In many places around the world savings banks are bound by law to actively research and make use of broad range of activities. Those can be for example promoting savings among popular classes, what should help the financial system by limiting social exclusion. Savings banks are often expected to offer services of even charitable or in most cases social character. Sometimes they help with regional development in the areas where private sector don't have means to properly supply[4].

Differences between savings banks and commercial banks[edit]

Commercial banks and savings banks are clearly different from each other. Main differences are shown in the table below[5].

Savings Banks Commercial Banks
Financial profit is not the main objective of savings banks, sometimes even being left out completely. Own financial profit and is almost always the most important goal of the commercial bank. They focus on multiplying own wealth, which directly increases how much shareholders earn.
They usually focus on individuals or smaller companies and enterprises, ensuring high quality for their customers. Commercial banks don't limit themselves too much, offering their services to almost everyone, from an individual to big companies. Customer support quality is usually low, due to much bigger "traffic".
Mid- and long-term goals are what saving banks usually focus on. Those provide decently low-risk investments. Commercial banks look after short-term targets, usually in form of dividends, always giving highest priority to the value of capital ownership.
Very often savings banks stay local, without expandin much further. Commercial banks grow into huge corporations, conducting worldwide operations.
Bonuses earned by management and leadership are usually very transparent and in reasonable amounts, often winning consumers trust when publishing them. Commercial banks management team bonuses are often based on quarterly or annual income, achieving very large sums of money. Banks usually keep the exact values under secret.

Organizational structure of savings banks around the world[edit]

Orgnizational structure of the savings bank is what clearly differentiates it from the commercial banks[6]. As it was mentioned above, they aren't usually run by corporate individuals. Below is the short list of examples:

  • Nordic region: In Denmark, Norway and Sweden, savings banks also don't have typical owners or stockholders. In those countries they are set as independent foundations.
  • Germany: Savings banks function as public organizations, which, in commercial sense, don't have owners.
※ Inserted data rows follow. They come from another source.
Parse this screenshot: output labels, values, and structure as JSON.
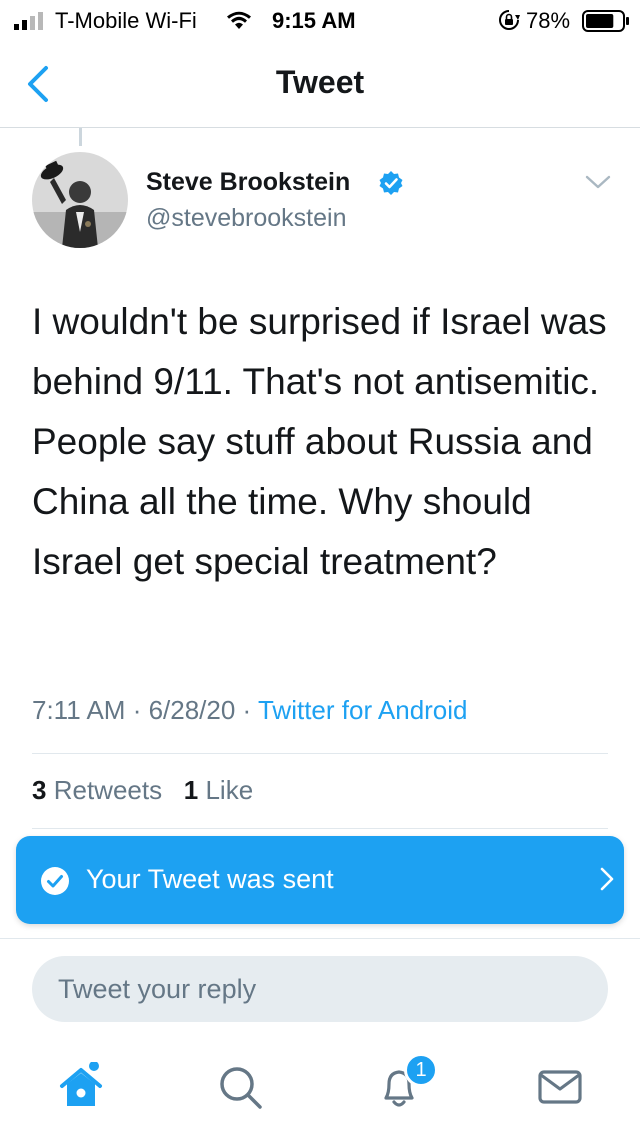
{
  "status_bar": {
    "carrier": "T-Mobile Wi-Fi",
    "time": "9:15 AM",
    "battery_percent": "78%",
    "battery_level": 0.78,
    "signal_bars": 2
  },
  "header": {
    "title": "Tweet"
  },
  "tweet": {
    "author_name": "Steve Brookstein",
    "verified": true,
    "handle": "@stevebrookstein",
    "text": "I wouldn't be surprised if Israel was behind 9/11. That's not antisemitic. People say stuff about Russia and China all the time. Why should Israel get special treatment?",
    "time": "7:11 AM",
    "date": "6/28/20",
    "separator": " · ",
    "source": "Twitter for Android",
    "retweet_count": "3",
    "retweet_label": "Retweets",
    "like_count": "1",
    "like_label": "Like"
  },
  "toast": {
    "message": "Your Tweet was sent"
  },
  "reply": {
    "placeholder": "Tweet your reply"
  },
  "tabbar": {
    "notification_count": "1"
  },
  "colors": {
    "accent": "#1da1f2",
    "text_primary": "#14171a",
    "text_secondary": "#657786",
    "divider": "#e1e8ed",
    "reply_bg": "#e6ecf0"
  },
  "icons": [
    "signal-icon",
    "wifi-icon",
    "rotation-lock-icon",
    "battery-icon",
    "back-chevron-icon",
    "verified-badge-icon",
    "caret-down-icon",
    "check-circle-icon",
    "chevron-right-icon",
    "home-icon",
    "search-icon",
    "notifications-bell-icon",
    "messages-envelope-icon"
  ]
}
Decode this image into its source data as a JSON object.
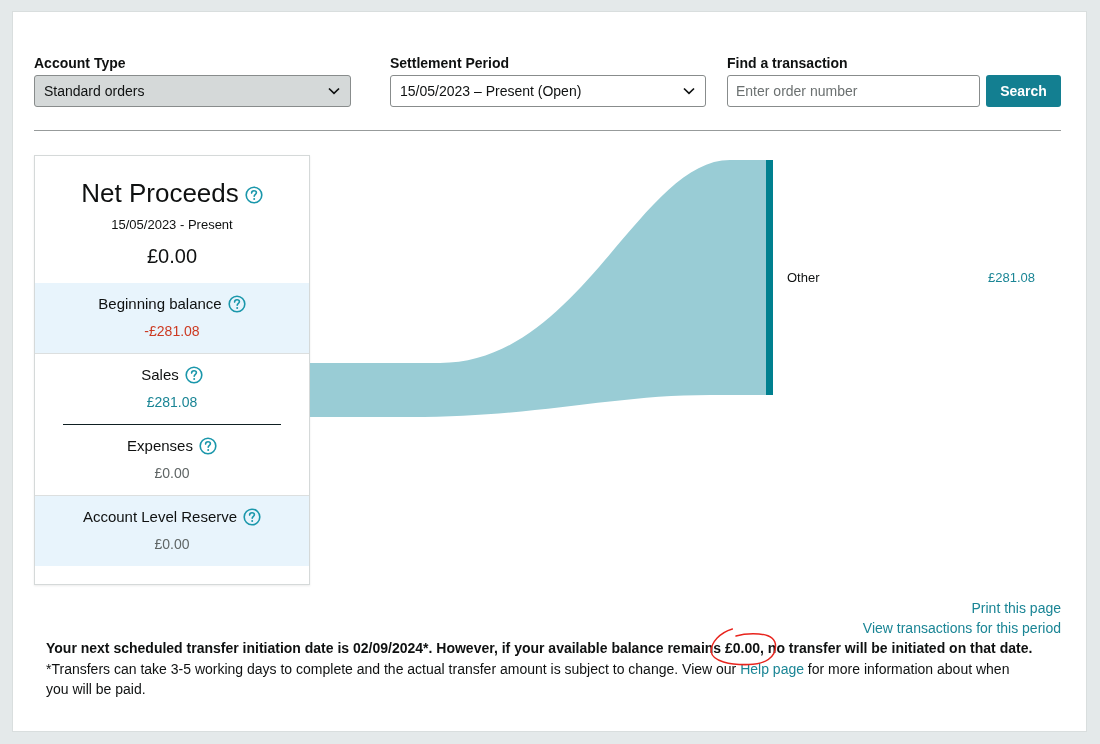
{
  "filters": [
    {
      "label": "Account Type",
      "value": "Standard orders",
      "disabled": true
    },
    {
      "label": "Settlement Period",
      "value": "15/05/2023 – Present (Open)",
      "disabled": false
    }
  ],
  "search": {
    "label": "Find a transaction",
    "placeholder": "Enter order number",
    "button": "Search"
  },
  "summary": {
    "title": "Net Proceeds",
    "period": "15/05/2023 - Present",
    "total": "£0.00",
    "sections": [
      {
        "highlighted": true,
        "items": [
          {
            "label": "Beginning balance",
            "value": "-£281.08",
            "color": "#cc3a22"
          }
        ]
      },
      {
        "highlighted": false,
        "items": [
          {
            "label": "Sales",
            "value": "£281.08",
            "color": "#1a8595"
          },
          {
            "label": "Expenses",
            "value": "£0.00",
            "color": "#5f6565"
          }
        ]
      },
      {
        "highlighted": true,
        "items": [
          {
            "label": "Account Level Reserve",
            "value": "£0.00",
            "color": "#5f6565"
          }
        ]
      }
    ]
  },
  "flow": {
    "nodes": [
      {
        "label": "Other",
        "value": "£281.08"
      }
    ]
  },
  "links": [
    "Print this page",
    "View transactions for this period"
  ],
  "notice": {
    "parts": [
      {
        "text": "Your next scheduled transfer initiation date is 02/09/2024*. However, if your available balance remains ",
        "circled": false
      },
      {
        "text": "£0.00,",
        "circled": true
      },
      {
        "text": " no transfer will be initiated on that date.",
        "circled": false
      }
    ]
  },
  "footnote": {
    "before": "*Transfers can take 3-5 working days to complete and the actual transfer amount is subject to change. View our ",
    "link": "Help page",
    "after": " for more information about when you will be paid."
  }
}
It is usually public authorities that are being held responsible for their operation.
  • Italy: Savings banks are functioning as joint stock companies.
  • Spain: While still being focused on the client and placing main goal as long-term lending operations, savings banks in Spain have had changed their legal status, to utilize access to captial markets.

Due to shareholders or stockholders not being present in the leadership of the company, Savings bank governing bodies often operate in a team consisting of[7]:

  • General assembly
  • Board of directors
  • Control committe


  1. Cardenas A., 2013, p. 8
  2. Manghetti G., 2011, p. 149
  3. Cardenas A., 2013, p. 8
  4. Cardenas A., 2013, p. 8-9
  5. Manghetti G., 2011, p. 149-150
  6. Spulbar C., Nitoi M., Anghel L., 2015, p. 6
  7. Cardenas A., 2013, p. 9


Author: Jakub Urban